• DIRECTIONS: For this exercise, print the listing below exactly, without its pictures.

• SOURCE INFORMATION:
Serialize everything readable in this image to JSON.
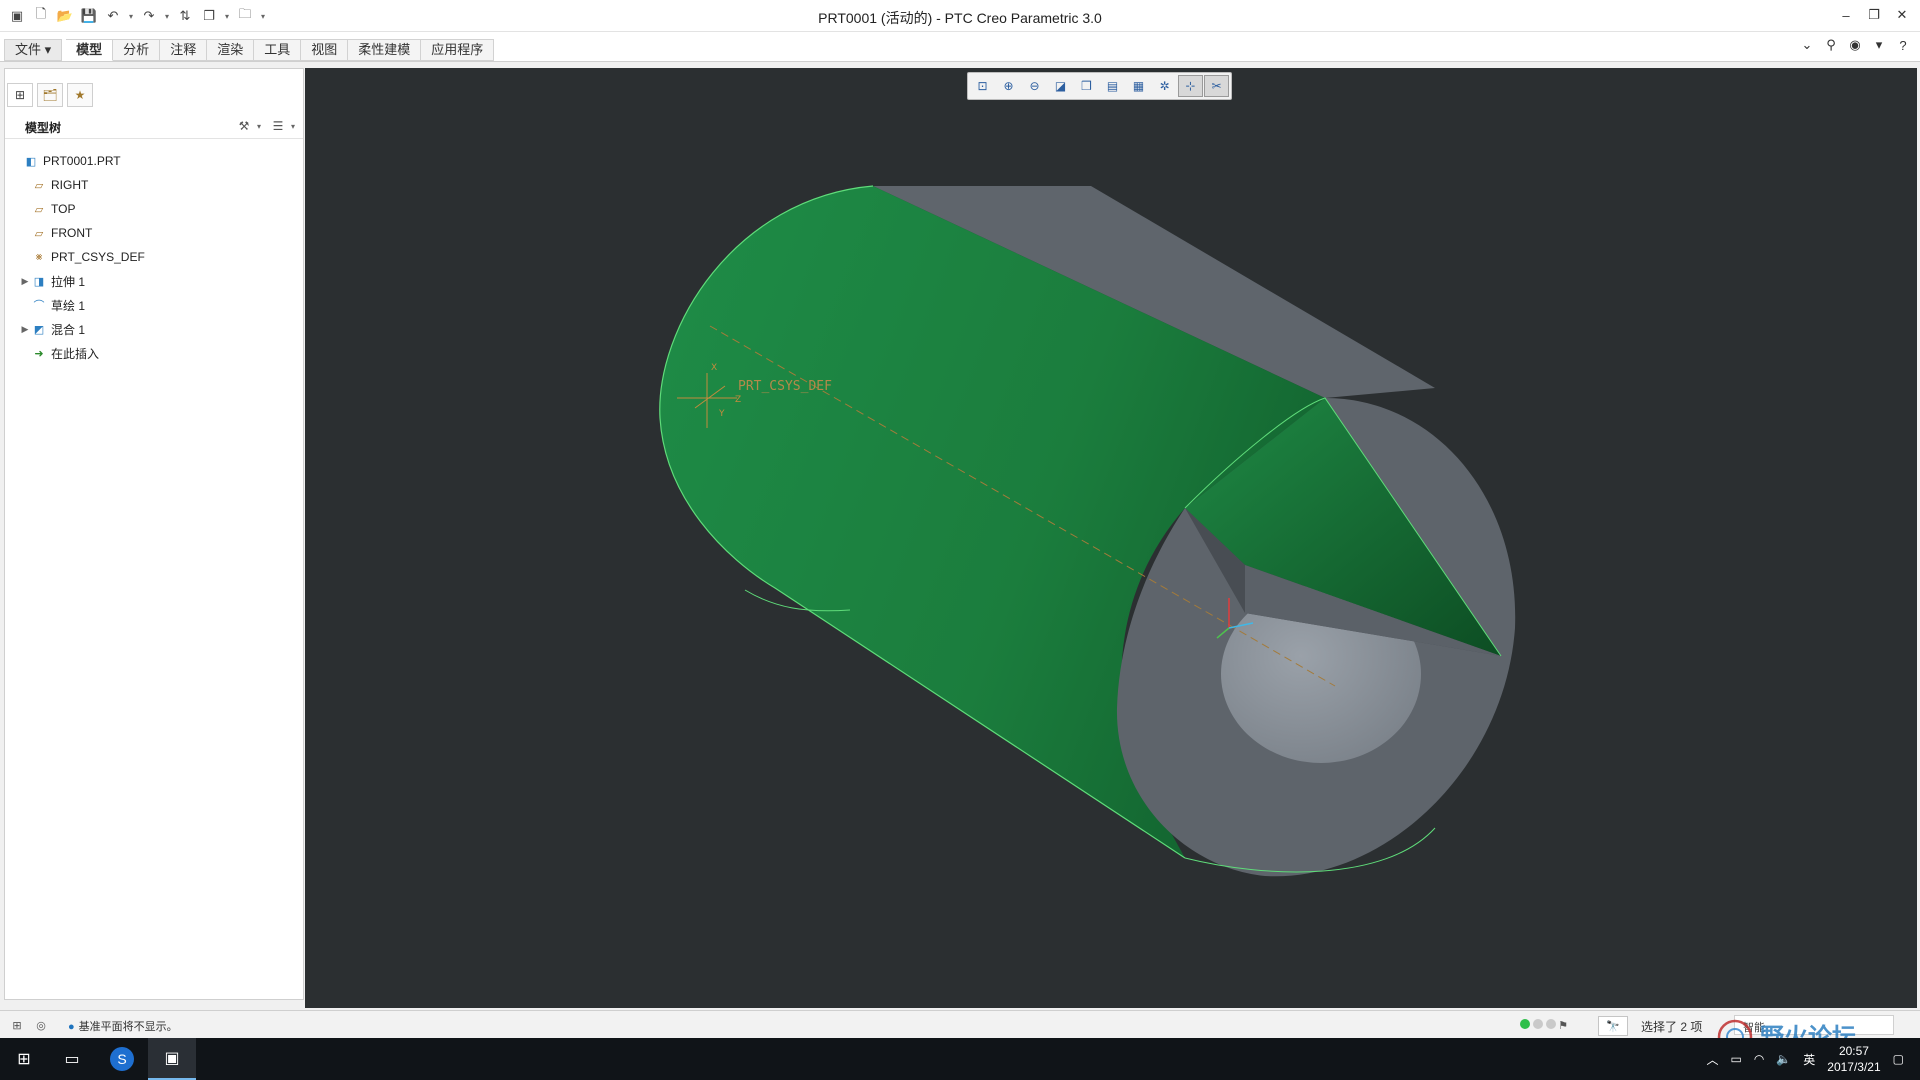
{
  "window": {
    "title": "PRT0001 (活动的) - PTC Creo Parametric 3.0"
  },
  "ribbon": {
    "file_label": "文件",
    "tabs": [
      {
        "label": "模型",
        "active": true
      },
      {
        "label": "分析"
      },
      {
        "label": "注释"
      },
      {
        "label": "渲染"
      },
      {
        "label": "工具"
      },
      {
        "label": "视图"
      },
      {
        "label": "柔性建模"
      },
      {
        "label": "应用程序"
      }
    ]
  },
  "navigator": {
    "tree_title": "模型树",
    "items": [
      {
        "label": "PRT0001.PRT",
        "icon": "part-icon",
        "expandable": false
      },
      {
        "label": "RIGHT",
        "icon": "datum-plane-icon",
        "expandable": false
      },
      {
        "label": "TOP",
        "icon": "datum-plane-icon",
        "expandable": false
      },
      {
        "label": "FRONT",
        "icon": "datum-plane-icon",
        "expandable": false
      },
      {
        "label": "PRT_CSYS_DEF",
        "icon": "coordinate-system-icon",
        "expandable": false
      },
      {
        "label": "拉伸 1",
        "icon": "extrude-icon",
        "expandable": true
      },
      {
        "label": "草绘 1",
        "icon": "sketch-icon",
        "expandable": false
      },
      {
        "label": "混合 1",
        "icon": "blend-icon",
        "expandable": true
      },
      {
        "label": "在此插入",
        "icon": "insert-here-icon",
        "expandable": false
      }
    ]
  },
  "viewport": {
    "csys_label": "PRT_CSYS_DEF",
    "background_color": "#2b2f31",
    "model_green": "#1f8a45",
    "model_gray": "#5e646b"
  },
  "status": {
    "message": "基准平面将不显示。",
    "selection": "选择了 2 项",
    "filter": "智能"
  },
  "watermark": {
    "text": "野火论坛"
  },
  "taskbar": {
    "ime": "英",
    "time": "20:57",
    "date": "2017/3/21"
  }
}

• WRITTEN ANSWER:
Serialize everything readable in this image to JSON.
{
  "window": {
    "title": "PRT0001 (活动的) - PTC Creo Parametric 3.0"
  },
  "ribbon": {
    "file_label": "文件",
    "tabs": [
      {
        "label": "模型",
        "active": true
      },
      {
        "label": "分析"
      },
      {
        "label": "注释"
      },
      {
        "label": "渲染"
      },
      {
        "label": "工具"
      },
      {
        "label": "视图"
      },
      {
        "label": "柔性建模"
      },
      {
        "label": "应用程序"
      }
    ]
  },
  "navigator": {
    "tree_title": "模型树",
    "items": [
      {
        "label": "PRT0001.PRT",
        "icon": "part-icon",
        "expandable": false
      },
      {
        "label": "RIGHT",
        "icon": "datum-plane-icon",
        "expandable": false
      },
      {
        "label": "TOP",
        "icon": "datum-plane-icon",
        "expandable": false
      },
      {
        "label": "FRONT",
        "icon": "datum-plane-icon",
        "expandable": false
      },
      {
        "label": "PRT_CSYS_DEF",
        "icon": "coordinate-system-icon",
        "expandable": false
      },
      {
        "label": "拉伸 1",
        "icon": "extrude-icon",
        "expandable": true
      },
      {
        "label": "草绘 1",
        "icon": "sketch-icon",
        "expandable": false
      },
      {
        "label": "混合 1",
        "icon": "blend-icon",
        "expandable": true
      },
      {
        "label": "在此插入",
        "icon": "insert-here-icon",
        "expandable": false
      }
    ]
  },
  "viewport": {
    "csys_label": "PRT_CSYS_DEF",
    "background_color": "#2b2f31",
    "model_green": "#1f8a45",
    "model_gray": "#5e646b"
  },
  "status": {
    "message": "基准平面将不显示。",
    "selection": "选择了 2 项",
    "filter": "智能"
  },
  "watermark": {
    "text": "野火论坛"
  },
  "taskbar": {
    "ime": "英",
    "time": "20:57",
    "date": "2017/3/21"
  }
}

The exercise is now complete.